• **Aim of the exercise**
Find the lines below in which the string "silnici" occurs. Copy each one.

• **Provided information**
|---|

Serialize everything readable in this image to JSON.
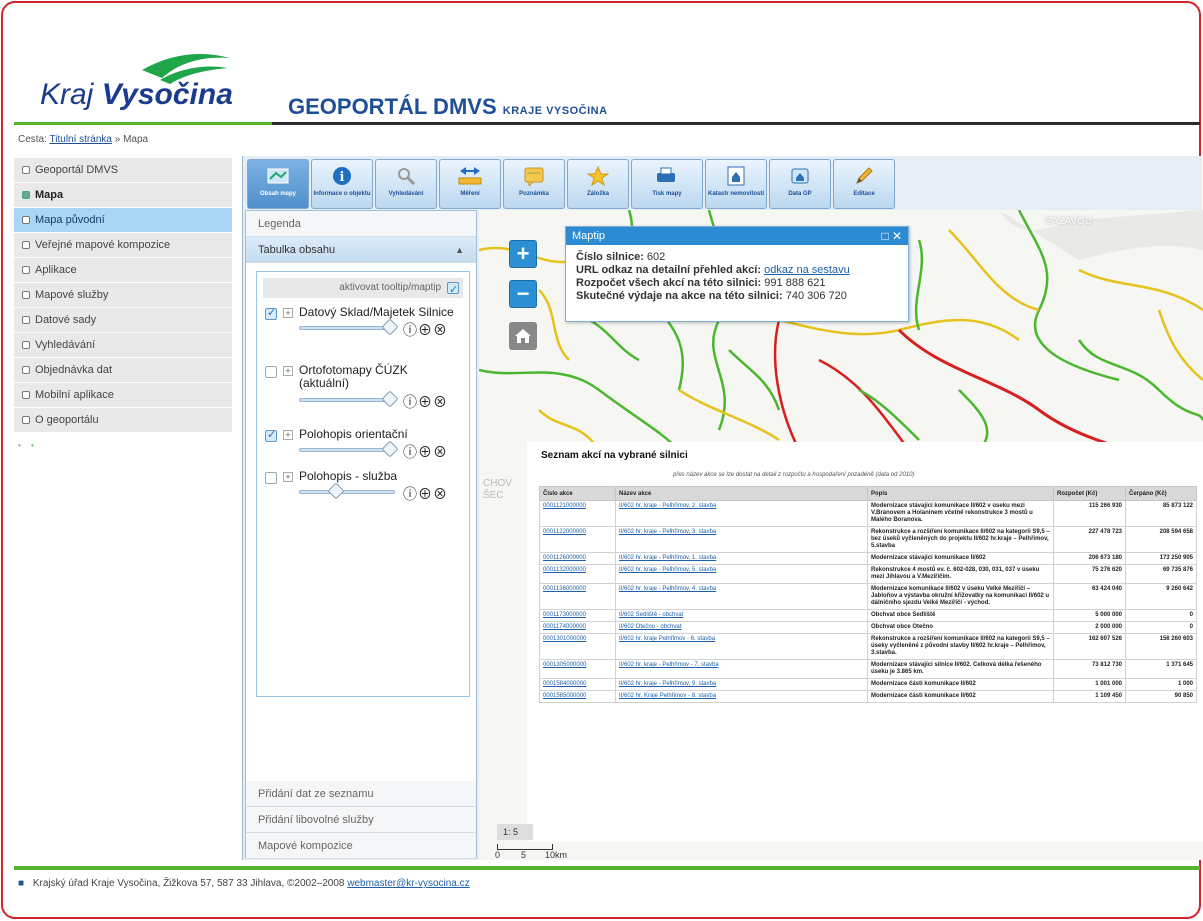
{
  "header": {
    "logo_light": "Kraj ",
    "logo_bold": "Vysočina",
    "title_main": "GEOPORTÁL DMVS",
    "title_sub": "KRAJE VYSOČINA"
  },
  "breadcrumb": {
    "prefix": "Cesta:",
    "home": "Titulní stránka",
    "sep": "»",
    "current": "Mapa"
  },
  "menu": {
    "items": [
      {
        "label": "Geoportál DMVS"
      },
      {
        "label": "Mapa"
      },
      {
        "label": "Mapa původní"
      },
      {
        "label": "Veřejné mapové kompozice"
      },
      {
        "label": "Aplikace"
      },
      {
        "label": "Mapové služby"
      },
      {
        "label": "Datové sady"
      },
      {
        "label": "Vyhledávání"
      },
      {
        "label": "Objednávka dat"
      },
      {
        "label": "Mobilní aplikace"
      },
      {
        "label": "O geoportálu"
      }
    ],
    "dots": "• •"
  },
  "toolbar": {
    "tools": [
      {
        "label": "Obsah mapy",
        "icon": "map-content-icon"
      },
      {
        "label": "Informace o objektu",
        "icon": "info-icon"
      },
      {
        "label": "Vyhledávání",
        "icon": "search-icon"
      },
      {
        "label": "Měření",
        "icon": "measure-icon"
      },
      {
        "label": "Poznámka",
        "icon": "note-icon"
      },
      {
        "label": "Záložka",
        "icon": "bookmark-icon"
      },
      {
        "label": "Tisk mapy",
        "icon": "print-icon"
      },
      {
        "label": "Katastr nemovitostí",
        "icon": "cadastre-icon"
      },
      {
        "label": "Data GP",
        "icon": "data-icon"
      },
      {
        "label": "Editace",
        "icon": "edit-icon"
      }
    ]
  },
  "panel": {
    "legend": "Legenda",
    "toc_header": "Tabulka obsahu",
    "toc_chevron": "▲",
    "tooltip_toggle": "aktivovat tooltip/maptip",
    "layers": [
      {
        "name": "Datový Sklad/Majetek Silnice",
        "checked": true
      },
      {
        "name": "Ortofotomapy ČÚZK (aktuální)",
        "checked": false
      },
      {
        "name": "Polohopis orientační",
        "checked": true
      },
      {
        "name": "Polohopis - služba",
        "checked": false
      }
    ],
    "layer_icons": "ⓘ⊕⊗",
    "add_list": "Přidání dat ze seznamu",
    "add_service": "Přidání libovolné služby",
    "compositions": "Mapové kompozice"
  },
  "map": {
    "zoom_in": "+",
    "zoom_out": "−",
    "maptip": {
      "title": "Maptip",
      "controls": "□ ✕",
      "road_label": "Číslo silnice:",
      "road_value": "602",
      "url_label": "URL odkaz na detailní přehled akcí:",
      "url_link": "odkaz na sestavu",
      "budget_label": "Rozpočet všech akcí na této silnici:",
      "budget_value": "991 888 621",
      "spent_label": "Skutečné výdaje na akce na této silnici:",
      "spent_value": "740 306 720"
    },
    "place_labels": {
      "top_right": "SÁZAVOU",
      "left": "CHOV",
      "left2": "ŠEC"
    },
    "scale_text": "1: 5",
    "scale_labels": [
      "0",
      "5",
      "10km"
    ]
  },
  "action_list": {
    "title": "Seznam akcí na vybrané silnici",
    "note": "přes název akce se lze dostat na detail z rozpočtu a hospodaření pozadéně (data od 2010)",
    "columns": [
      "Číslo akce",
      "Název akce",
      "Popis",
      "Rozpočet (Kč)",
      "Čerpáno (Kč)"
    ],
    "rows": [
      {
        "id": "0001121000000",
        "name": "II/602 hr. kraje - Pelhřimov, 2. stavba",
        "desc": "Modernizace stávající komunikace II/602 v úseku mezi V.Bránovem a Holaninem včetně rekonstrukce 3 mostů u Malého Boranova.",
        "budget": "115 266 930",
        "spent": "85 873 122"
      },
      {
        "id": "0001122000000",
        "name": "II/602 hr. kraje - Pelhřimov, 3. stavba",
        "desc": "Rekonstrukce a rozšíření komunikace II/602 na kategorii S9,5 – bez úseků vyčleněných do projektu II/602 hr.kraje – Pelhřimov, 5.stavba",
        "budget": "227 478 723",
        "spent": "208 594 658"
      },
      {
        "id": "0001126000000",
        "name": "II/602 hr. kraje - Pelhřimov, 1. stavba",
        "desc": "Modernizace stávající komunikace II/602",
        "budget": "206 673 180",
        "spent": "173 250 905"
      },
      {
        "id": "0001132000000",
        "name": "II/602 hr. kraje - Pelhřimov, 5. stavba",
        "desc": "Rekonstrukce 4 mostů ev. č. 602-028, 030, 031, 037 v úseku mezi Jihlavou a V.Meziříčím.",
        "budget": "75 276 620",
        "spent": "69 735 876"
      },
      {
        "id": "0001136000000",
        "name": "II/602 hr. kraje - Pelhřimov, 4. stavba",
        "desc": "Modernizace komunikace II/602 v úseku Velké Meziříčí – Jabloňov a výstavba okružní křižovatky na komunikaci II/602 u dálničního sjezdu Velké Meziříčí - východ.",
        "budget": "63 424 040",
        "spent": "9 260 642"
      },
      {
        "id": "0001173000000",
        "name": "II/602 Sedliště - obchvat",
        "desc": "Obchvat obce Sedliště",
        "budget": "5 000 000",
        "spent": "0"
      },
      {
        "id": "0001174000000",
        "name": "II/602 Otečno - obchvat",
        "desc": "Obchvat obce Otečno",
        "budget": "2 000 000",
        "spent": "0"
      },
      {
        "id": "0001301000000",
        "name": "II/602 hr. kraje Pelhřimov - 6. stavba",
        "desc": "Rekonstrukce a rozšíření komunikace II/602 na kategorii S9,5 – úseky vyčleněné z původní stavby II/602 hr.kraje – Pelhřimov, 3.stavba.",
        "budget": "162 607 526",
        "spent": "156 260 603"
      },
      {
        "id": "0001305000000",
        "name": "II/602 hr. kraje - Pelhřimov - 7. stavba",
        "desc": "Modernizace stávající silnice II/602. Celková délka řešeného úseku je 3.865 km.",
        "budget": "73 812 730",
        "spent": "1 371 645"
      },
      {
        "id": "0001584000000",
        "name": "II/602 hr. kraje - Pelhřimov, 9. stavba",
        "desc": "Modernizace části komunikace II/602",
        "budget": "1 001 000",
        "spent": "1 000"
      },
      {
        "id": "0001585000000",
        "name": "II/602 hr. Kraje Pelhřimov - 8. stavba",
        "desc": "Modernizace části komunikace II/602",
        "budget": "1 109 450",
        "spent": "90 850"
      }
    ]
  },
  "footer": {
    "bullet": "■",
    "text": "Krajský úřad Kraje Vysočina, Žižkova 57, 587 33 Jihlava, ©2002–2008",
    "email": "webmaster@kr-vysocina.cz"
  },
  "colors": {
    "accent": "#2d8bd1",
    "green": "#55b52f",
    "border": "#d4242a",
    "brand": "#1e4f97"
  }
}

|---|

• **Response area**
      "budget_label": "Rozpočet všech akcí na této silnici:",
      "spent_label": "Skutečné výdaje na akce na této silnici:",
    "title": "Seznam akcí na vybrané silnici",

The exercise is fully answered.